- Growth technique for creating carbon features of controllable dimensions
- Uses a low-cost and readily accessible photocatalyst and laser to grow carbon nano- and microstructures at low temperature
- Can produce custom patterns, including arrays of structures with pitch below 100 micrometers
The University of Central Florida invention describes methods of patterning well-defined nanoscale and microscale carbon structures with light using a defect-engineered photocatalyst. This invention avoids several shortcomings of current methods of carbon structure growth, such as external heating and residual contamination in the final products.
The research team is seeking partners for licensing and/or research collaboration.
Stage of Development
- Uses a non-noble metal catalyst obtained by introducing defects in a fairly abundant material
- Produces carbon features with no chemical or metallic contaminants and features can be tuned from a few nanometers to several millimeters in diameter and length
- Takes seconds to grow structures
- Growth process can be tuned at different wavelengths in the visible range, making it possible to design processes that take advantage of various lasers or solar illumination
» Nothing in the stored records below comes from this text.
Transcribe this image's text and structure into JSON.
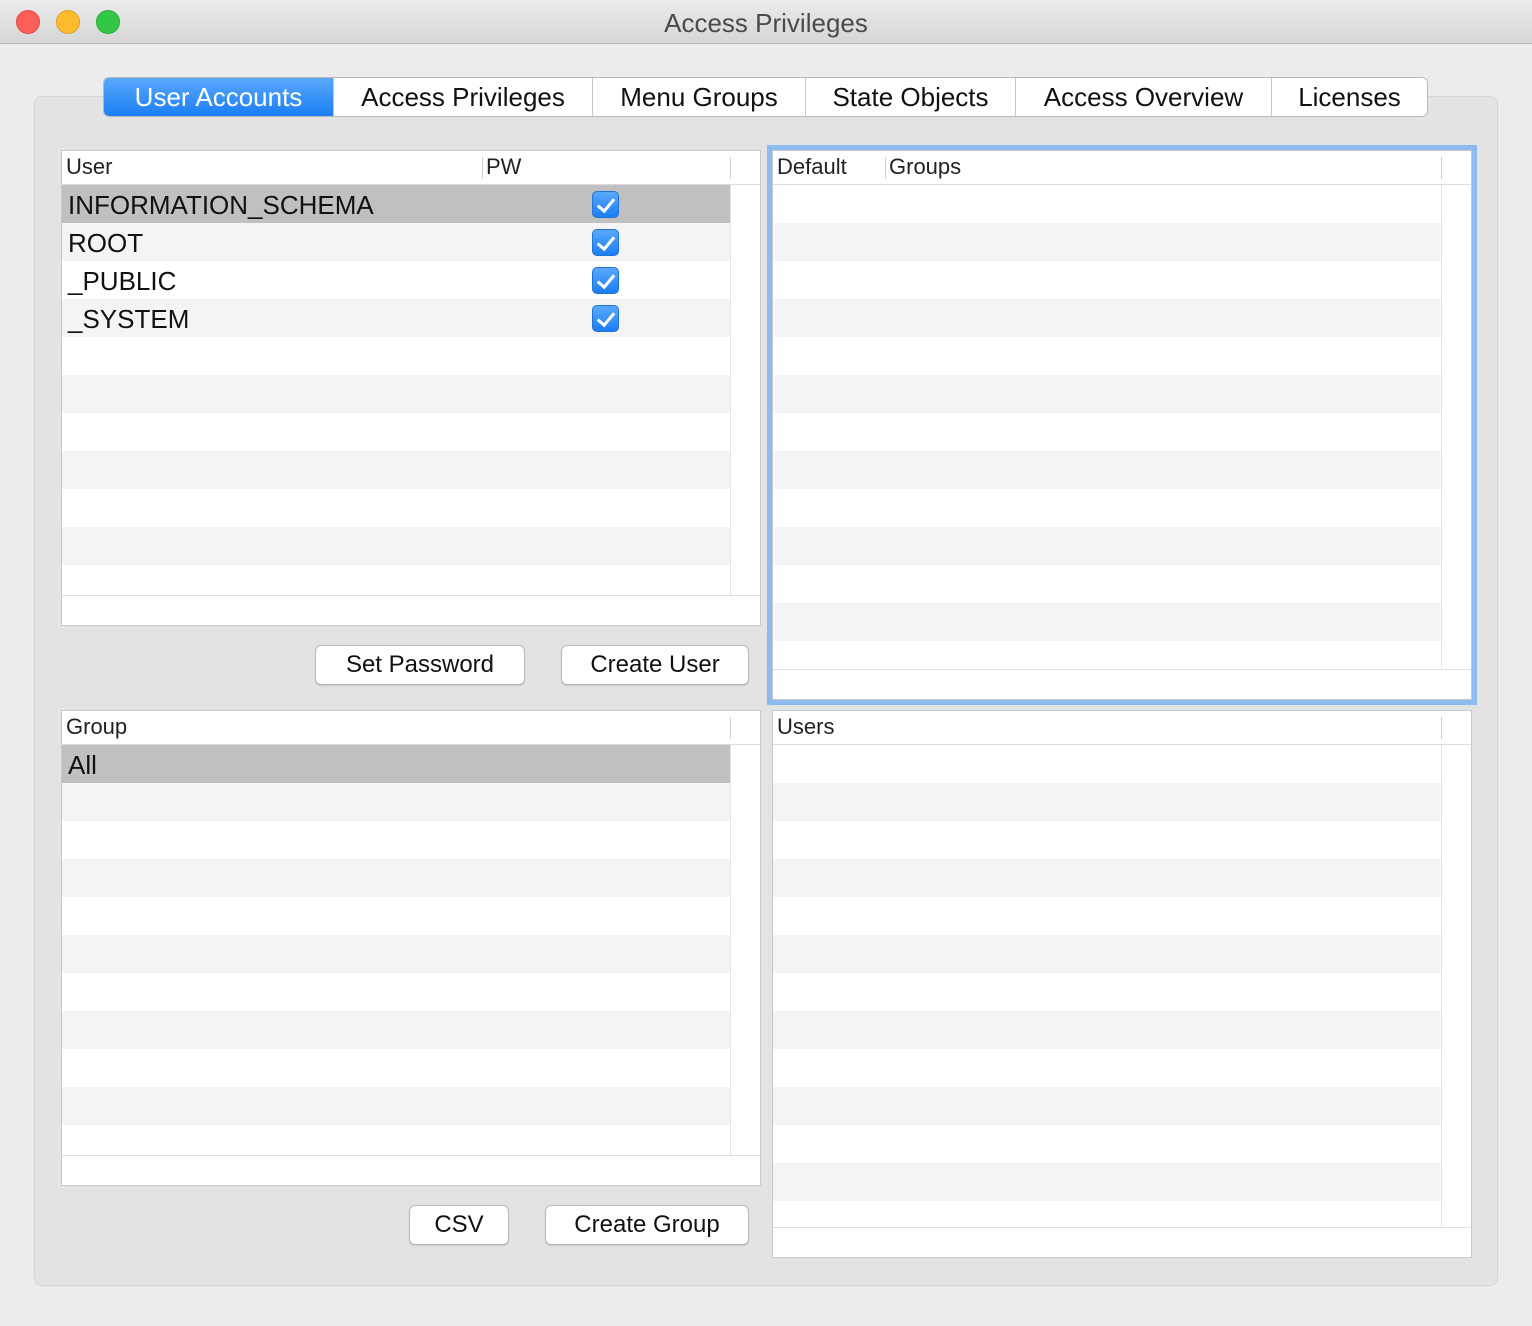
{
  "window": {
    "title": "Access Privileges"
  },
  "tabs": [
    {
      "label": "User Accounts",
      "active": true
    },
    {
      "label": "Access Privileges",
      "active": false
    },
    {
      "label": "Menu Groups",
      "active": false
    },
    {
      "label": "State Objects",
      "active": false
    },
    {
      "label": "Access Overview",
      "active": false
    },
    {
      "label": "Licenses",
      "active": false
    }
  ],
  "users_table": {
    "columns": [
      "User",
      "PW"
    ],
    "rows": [
      {
        "user": "INFORMATION_SCHEMA",
        "pw": true,
        "selected": true
      },
      {
        "user": "ROOT",
        "pw": true,
        "selected": false
      },
      {
        "user": "_PUBLIC",
        "pw": true,
        "selected": false
      },
      {
        "user": "_SYSTEM",
        "pw": true,
        "selected": false
      }
    ]
  },
  "user_groups_table": {
    "columns": [
      "Default",
      "Groups"
    ],
    "rows": []
  },
  "user_buttons": {
    "set_password": "Set Password",
    "create_user": "Create User"
  },
  "groups_table": {
    "columns": [
      "Group"
    ],
    "rows": [
      {
        "group": "All",
        "selected": true
      }
    ]
  },
  "group_users_table": {
    "columns": [
      "Users"
    ],
    "rows": []
  },
  "group_buttons": {
    "csv": "CSV",
    "create_group": "Create Group"
  },
  "colors": {
    "accent": "#1a7ef3",
    "selected_row": "#c0c0c0",
    "focus_ring": "#8dbbef"
  }
}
- Interconnects for (nano)electronics
- Microelectrodes for 3D sensor systems used in biotechnology
- Electrodes for batteries and supercapacitors
- Emitters for LED-type applications and emitters for sensing
- Solar cells, sensors, devices such as diodes and transistors
Name: Andrea Adkins